What I find especially worth mentioning – and the reason why I put this before Omaha Beach – is Close Combat. This is very brutal but also thematic element of the Pacific Warfare and changes the whole dynamics of the series. Sometimes you even wish to sacrifice some units in order to crack otherwise un-penetrable defenses.
More about game:
Let me start with more details about the last game I have chosen for the Top 3 – I will help myself to great extent with the publisher description. The Mission: Early Christianity from the Crucifixion to the Crusades is a “grand strategy” solitaire game covering 1,200 years of Christian history on a map of the ancient Mediterranean, Near East, Europe and Africa. While the secular world of empires and politics plays out around you, your missionaries spread the Christian faith and convert areas of the map to your new religion. Each turn covers decades, and the flow of play will teach players about the expansion and doctrinal battles of early Christianity while you build institutions to educate, heal, and inspire the societies you touch.

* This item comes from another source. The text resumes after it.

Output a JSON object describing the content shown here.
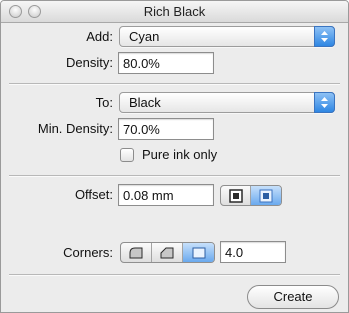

So why I appreciate that game so much? Firth, the theme is very deep in this game. It goes through the narrative, mechanics, components, events. You really have a feeling that you travel in time and witness the onset and then development of Christianity. That really kept me interested through the whole session.
Still, in my opinion, the strongest feature of the game are the various epoch through which the games leads the player – from Apostles times, through Pagan and then Christian Roman empire, barbarians invasions, raise of Jihad and its transformation into Abbasid caliphate. Each of those plays completely differently – initially, you focus purely on faith, but with time the politics start to play more and more important role. The mechanics changes, the challenges too. This is why the game keeps you interested through as much as 27 turns! This is fantastic piece of design!
I will not give the game justice if I will not mention its components – I purchased the folio version due to obvious economic reasons. Still, the quality of tokens, map, rulebook or player’s aids is great and I had really great time with the game as far as visual side is concerned. The enlarged map (now a standard) also helps!
I really like this game – theme, components, epochs, mechanics. I am sure I will be playing more and have already other Ben Madison creations on my radar.
More about game:
I could not restrain myself and avoid mentioning one of the newest releases which made such a great impression on me – Atlantic Chase. The game simulates the naval campaigns fought in the North Atlantic between the surface fleets of the Royal Navy and the Kriegsmarine between 1939 and 1942. It utilizes a system of trajectories to model the fog of war that bedeviled the commands during this period.
It has ingenious set of rulebooks / tutorials / solitaire and multiplayer scenarios. It is important to note that all 15 solo set-ups are grouped nicely into four mini-campaigns, each depicting separate period of war and also geographical location. Each has tailored table of enemy actions, which change as the game unfolds. A lot of effort was put here – instead “one system to fit all situations” we have dedicate bot manual for each separate scenario.
In times we live in, the solitaire boardgames started to achieve much more prominent position then before pandemic times. They nicely fill the gap when it is simply impossible to meet with your friends and bring favorite titles to the table. They usually have great historical background and use some interesting systems to keep the gameplay interesting. I really appreciate the authors efforts in this matter.
And what are your favorite solo games? Please let me know in comments!